    Charles Kingsley had a great admiration for the ancient Greeks, he wanted to share that with his children and so he wrote this book. His children were very young at the time, and the time was the late 1800s. All these things must be taken into account if you are going to read this book. The myths are toned down and all objectionable bits removed (except for the killing bits). At times there is moralizing and a condescending tone, which grates on our modern ears. That being said, it is still a very nice introduction into the Greek myths for young children. This particular edition is nice for teaching, as it has lots of interesting facts about the culture, history, archaeological finds and the nature of myths themselves at the end, and throughout there are illustrations copied from bits of vases and vocabulary words in the margins. It also includes the author's original preface at the end, which personally, I would skip. That is where the tone is the most grating.
  • (4/5)

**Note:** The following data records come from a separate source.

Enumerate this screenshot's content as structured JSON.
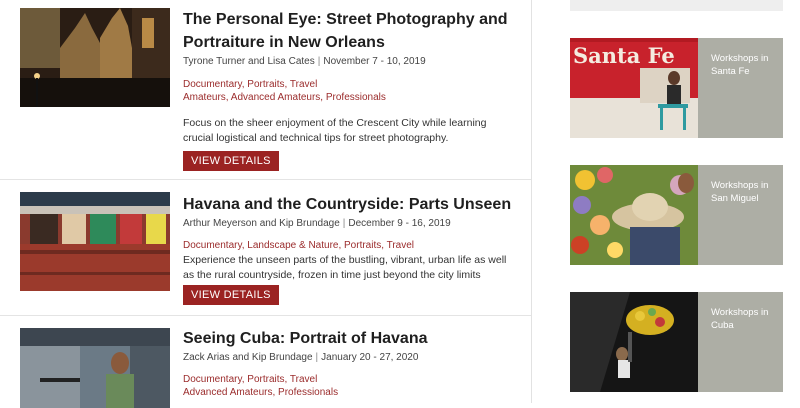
{
  "workshops": [
    {
      "title": "The Personal Eye: Street Photography and Portraiture in New Orleans",
      "instructors": "Tyrone Turner and Lisa Cates",
      "dates": "November 7 - 10, 2019",
      "tags_line1": "Documentary, Portraits, Travel",
      "tags_line2": "Amateurs, Advanced Amateurs, Professionals",
      "description": "Focus on the sheer enjoyment of the Crescent City while learning crucial logistical and technical tips for street photography.",
      "button": "View Details"
    },
    {
      "title": "Havana and the Countryside: Parts Unseen",
      "instructors": "Arthur Meyerson and Kip Brundage",
      "dates": "December 9 - 16, 2019",
      "tags_line1": "Documentary, Landscape & Nature, Portraits, Travel",
      "description": "Experience the unseen parts of the bustling, vibrant, urban life as well as the rural countryside, frozen in time just beyond the city limits",
      "button": "View Details"
    },
    {
      "title": "Seeing Cuba: Portrait of Havana",
      "instructors": "Zack Arias and Kip Brundage",
      "dates": "January 20 - 27, 2020",
      "tags_line1": "Documentary, Portraits, Travel",
      "tags_line2": "Advanced Amateurs, Professionals"
    }
  ],
  "sidebar": [
    {
      "label_line1": "Workshops in",
      "label_line2": "Santa Fe",
      "sign_text": "Santa Fe"
    },
    {
      "label_line1": "Workshops in",
      "label_line2": "San Miguel"
    },
    {
      "label_line1": "Workshops in",
      "label_line2": "Cuba"
    }
  ],
  "colors": {
    "accent": "#9b2322",
    "tag": "#9b2c2c",
    "sidebar_bg": "#adaea5"
  }
}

    This delightful little book presents the stories of Perseus, The Argonauts and Theseus. It is clearly intended for young readers and the teachers of young people. This one concludes with a couple of pages on the pronunciation of the proper names that appear in the stories, a "Life of Charles Kingsley" and some Exercises in Composition. I personally treasure all these little books in the series. I find that Charles Kingsley is one of history's bright sparks whom I would love to have dinner with.